**** EXCERPTED RECORDS

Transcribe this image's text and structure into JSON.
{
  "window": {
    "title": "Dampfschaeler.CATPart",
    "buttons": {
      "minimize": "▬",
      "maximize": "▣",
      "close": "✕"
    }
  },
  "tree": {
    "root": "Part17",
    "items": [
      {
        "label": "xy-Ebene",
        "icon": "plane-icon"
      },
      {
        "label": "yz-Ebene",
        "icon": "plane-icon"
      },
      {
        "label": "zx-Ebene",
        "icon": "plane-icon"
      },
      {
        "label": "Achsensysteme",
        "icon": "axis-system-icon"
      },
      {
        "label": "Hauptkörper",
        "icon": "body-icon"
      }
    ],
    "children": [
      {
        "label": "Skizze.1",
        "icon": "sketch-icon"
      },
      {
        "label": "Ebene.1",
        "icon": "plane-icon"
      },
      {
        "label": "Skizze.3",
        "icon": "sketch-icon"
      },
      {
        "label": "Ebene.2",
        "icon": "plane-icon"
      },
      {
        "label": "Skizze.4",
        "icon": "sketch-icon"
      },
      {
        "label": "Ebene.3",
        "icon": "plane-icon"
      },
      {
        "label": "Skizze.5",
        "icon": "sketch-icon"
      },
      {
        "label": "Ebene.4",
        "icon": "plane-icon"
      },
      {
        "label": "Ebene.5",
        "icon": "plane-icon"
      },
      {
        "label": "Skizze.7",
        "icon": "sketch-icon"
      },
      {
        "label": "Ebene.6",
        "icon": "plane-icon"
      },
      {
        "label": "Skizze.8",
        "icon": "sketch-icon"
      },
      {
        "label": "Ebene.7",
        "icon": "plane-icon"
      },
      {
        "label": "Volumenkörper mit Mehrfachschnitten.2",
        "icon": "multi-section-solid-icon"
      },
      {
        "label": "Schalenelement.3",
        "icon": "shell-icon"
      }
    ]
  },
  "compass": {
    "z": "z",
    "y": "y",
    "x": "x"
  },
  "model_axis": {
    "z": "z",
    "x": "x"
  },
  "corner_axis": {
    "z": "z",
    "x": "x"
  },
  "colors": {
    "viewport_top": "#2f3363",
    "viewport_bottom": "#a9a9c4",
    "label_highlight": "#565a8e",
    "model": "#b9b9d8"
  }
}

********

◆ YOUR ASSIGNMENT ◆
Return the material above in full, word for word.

◆ EXPECTED OUTPUT ◆
Transcribe this image's text and structure into JSON.
{
  "window": {
    "title": "Dampfschaeler.CATPart",
    "buttons": {
      "minimize": "▬",
      "maximize": "▣",
      "close": "✕"
    }
  },
  "tree": {
    "root": "Part17",
    "items": [
      {
        "label": "xy-Ebene",
        "icon": "plane-icon"
      },
      {
        "label": "yz-Ebene",
        "icon": "plane-icon"
      },
      {
        "label": "zx-Ebene",
        "icon": "plane-icon"
      },
      {
        "label": "Achsensysteme",
        "icon": "axis-system-icon"
      },
      {
        "label": "Hauptkörper",
        "icon": "body-icon"
      }
    ],
    "children": [
      {
        "label": "Skizze.1",
        "icon": "sketch-icon"
      },
      {
        "label": "Ebene.1",
        "icon": "plane-icon"
      },
      {
        "label": "Skizze.3",
        "icon": "sketch-icon"
      },
      {
        "label": "Ebene.2",
        "icon": "plane-icon"
      },
      {
        "label": "Skizze.4",
        "icon": "sketch-icon"
      },
      {
        "label": "Ebene.3",
        "icon": "plane-icon"
      },
      {
        "label": "Skizze.5",
        "icon": "sketch-icon"
      },
      {
        "label": "Ebene.4",
        "icon": "plane-icon"
      },
      {
        "label": "Ebene.5",
        "icon": "plane-icon"
      },
      {
        "label": "Skizze.7",
        "icon": "sketch-icon"
      },
      {
        "label": "Ebene.6",
        "icon": "plane-icon"
      },
      {
        "label": "Skizze.8",
        "icon": "sketch-icon"
      },
      {
        "label": "Ebene.7",
        "icon": "plane-icon"
      },
      {
        "label": "Volumenkörper mit Mehrfachschnitten.2",
        "icon": "multi-section-solid-icon"
      },
      {
        "label": "Schalenelement.3",
        "icon": "shell-icon"
      }
    ]
  },
  "compass": {
    "z": "z",
    "y": "y",
    "x": "x"
  },
  "model_axis": {
    "z": "z",
    "x": "x"
  },
  "corner_axis": {
    "z": "z",
    "x": "x"
  },
  "colors": {
    "viewport_top": "#2f3363",
    "viewport_bottom": "#a9a9c4",
    "label_highlight": "#565a8e",
    "model": "#b9b9d8"
  }
}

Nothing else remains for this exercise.